Money to build the park came from James Witham Thompson, a wealthy cotton manufacturer, who left £50,000 in his will for Burnley Corporation to purchase the Bank Hall Estate and make a park for people to enjoy. He was 77 years old when he was knocked down by a motor cycle in May 1920 but building the park had to be delayed for eight years because of fears that the land may be affected by subsidence from all the mining that had taken place in the area, and work did not start until the autumn of 1928.

Arthur Race, the Borough Surveyor, is credited with designing Thompson Park, which has many features in common with Stanley Park in Blackpool. Stanley Park was designed in the early 1920s by the firm of Thomas Mawson, who was a well-known Edwardian landscape architect. Mawson was also responsible for making a new park in Barrow-in-Furness during the time that Arthur Race was Surveyor there in the early 1900s and quite possibly the two men met at that time.

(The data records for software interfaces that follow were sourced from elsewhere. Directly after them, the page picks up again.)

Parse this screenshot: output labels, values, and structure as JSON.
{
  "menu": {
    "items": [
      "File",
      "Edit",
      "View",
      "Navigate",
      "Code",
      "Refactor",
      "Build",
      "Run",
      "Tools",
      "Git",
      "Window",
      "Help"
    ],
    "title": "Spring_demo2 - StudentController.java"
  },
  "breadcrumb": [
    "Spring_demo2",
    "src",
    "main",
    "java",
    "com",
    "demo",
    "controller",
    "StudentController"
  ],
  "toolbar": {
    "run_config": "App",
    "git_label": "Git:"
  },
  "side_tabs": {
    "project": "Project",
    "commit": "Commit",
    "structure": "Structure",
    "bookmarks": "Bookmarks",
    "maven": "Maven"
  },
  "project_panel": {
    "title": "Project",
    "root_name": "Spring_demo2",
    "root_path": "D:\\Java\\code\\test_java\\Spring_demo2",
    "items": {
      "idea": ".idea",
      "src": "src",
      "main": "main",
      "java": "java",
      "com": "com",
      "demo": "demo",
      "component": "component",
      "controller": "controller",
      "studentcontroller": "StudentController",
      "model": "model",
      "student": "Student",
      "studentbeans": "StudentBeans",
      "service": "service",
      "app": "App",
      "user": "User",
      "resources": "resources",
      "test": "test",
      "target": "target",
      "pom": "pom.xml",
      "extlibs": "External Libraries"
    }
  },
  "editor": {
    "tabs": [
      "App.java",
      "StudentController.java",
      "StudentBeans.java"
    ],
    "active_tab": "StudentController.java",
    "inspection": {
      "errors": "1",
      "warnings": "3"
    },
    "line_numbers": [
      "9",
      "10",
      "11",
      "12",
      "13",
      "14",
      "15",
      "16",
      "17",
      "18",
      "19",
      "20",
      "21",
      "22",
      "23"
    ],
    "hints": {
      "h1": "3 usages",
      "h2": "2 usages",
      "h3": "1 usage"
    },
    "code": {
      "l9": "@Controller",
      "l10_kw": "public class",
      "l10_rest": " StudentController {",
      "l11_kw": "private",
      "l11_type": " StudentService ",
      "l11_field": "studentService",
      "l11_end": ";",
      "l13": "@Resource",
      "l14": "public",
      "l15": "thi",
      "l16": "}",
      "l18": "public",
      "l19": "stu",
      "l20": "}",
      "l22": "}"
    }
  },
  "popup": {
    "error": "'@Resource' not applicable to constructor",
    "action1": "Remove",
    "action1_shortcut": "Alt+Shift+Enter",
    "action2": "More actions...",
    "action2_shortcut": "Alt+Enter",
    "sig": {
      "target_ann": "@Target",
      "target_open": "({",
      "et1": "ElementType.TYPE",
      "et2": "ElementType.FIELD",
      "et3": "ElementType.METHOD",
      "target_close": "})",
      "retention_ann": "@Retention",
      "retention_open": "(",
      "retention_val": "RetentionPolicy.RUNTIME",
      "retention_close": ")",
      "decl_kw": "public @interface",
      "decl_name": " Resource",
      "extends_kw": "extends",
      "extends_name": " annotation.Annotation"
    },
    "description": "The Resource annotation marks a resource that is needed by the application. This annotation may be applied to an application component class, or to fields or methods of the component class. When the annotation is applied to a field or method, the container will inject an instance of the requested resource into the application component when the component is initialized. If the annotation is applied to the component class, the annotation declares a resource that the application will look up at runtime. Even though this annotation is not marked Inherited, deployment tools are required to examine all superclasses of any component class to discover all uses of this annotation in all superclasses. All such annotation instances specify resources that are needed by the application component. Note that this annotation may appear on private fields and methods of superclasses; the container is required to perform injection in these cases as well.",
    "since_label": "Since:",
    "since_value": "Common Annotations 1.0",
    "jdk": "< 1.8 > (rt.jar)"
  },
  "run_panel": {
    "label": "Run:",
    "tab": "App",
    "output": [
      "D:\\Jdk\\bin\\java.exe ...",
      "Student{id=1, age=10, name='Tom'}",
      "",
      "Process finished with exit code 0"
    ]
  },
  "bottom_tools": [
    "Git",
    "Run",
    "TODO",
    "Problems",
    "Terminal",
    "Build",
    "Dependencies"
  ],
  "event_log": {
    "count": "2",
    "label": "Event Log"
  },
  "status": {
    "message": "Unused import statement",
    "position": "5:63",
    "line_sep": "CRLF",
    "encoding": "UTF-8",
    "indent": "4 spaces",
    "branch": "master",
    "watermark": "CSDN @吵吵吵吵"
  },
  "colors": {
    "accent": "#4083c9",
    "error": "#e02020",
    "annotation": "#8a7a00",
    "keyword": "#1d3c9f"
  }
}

The Boat House, Lodge and Pavilion in Thompson Park all have interesting Art Deco features and the conservatory was an attractive glasshouse where sub-tropical plants were grown - another first for the Burnley Parks. An elegant Italian Garden and well-stocked Rose Garden were also popular features in the new park.

Sadly, in the post-war period the park began to suffer from neglect and vandalism and lack of money to make repairs. In the 1970s the conservatory was demolished, the cafe was closed and motor boats were taken from the lake. Like most Councils, Burnley had not the funds to look after its parks properly and eventually even the columns from the Italian Garden had to be removed for safety reasons.

However, there was one new feature which brought visitors to the park. In 2001 the Burnley and Pendle Miniature Railway Society began constructing a railway near the Colne Road entrance, on the site of the Open Air School. This has proved a popular attraction over the years for children of all ages.

After a successful application for funding, Thompson Park received £861,000 from the Heritage Lottery Fund in 2017 which allowed work to start on restoring the original features in the Grade II listed park, which had a second Opening Ceremony in August 2018. The Pavilion has been beautifully restored, the Italian Garden is once more an elegant space, and the new, colourful children's playground is just as popular - and far less dangerous - than the original one.

Do you have memories of visiting Thompson Park as a child, or later as a parent? The Bank Hall project team are collecting memories for inclusion in their archive and if you would like to share your memories of the park please get in touch with me either at one of the Society's lectures or by e-mail to Raymond Pickles at hustheck@yahoo.co.uk

Molly Haines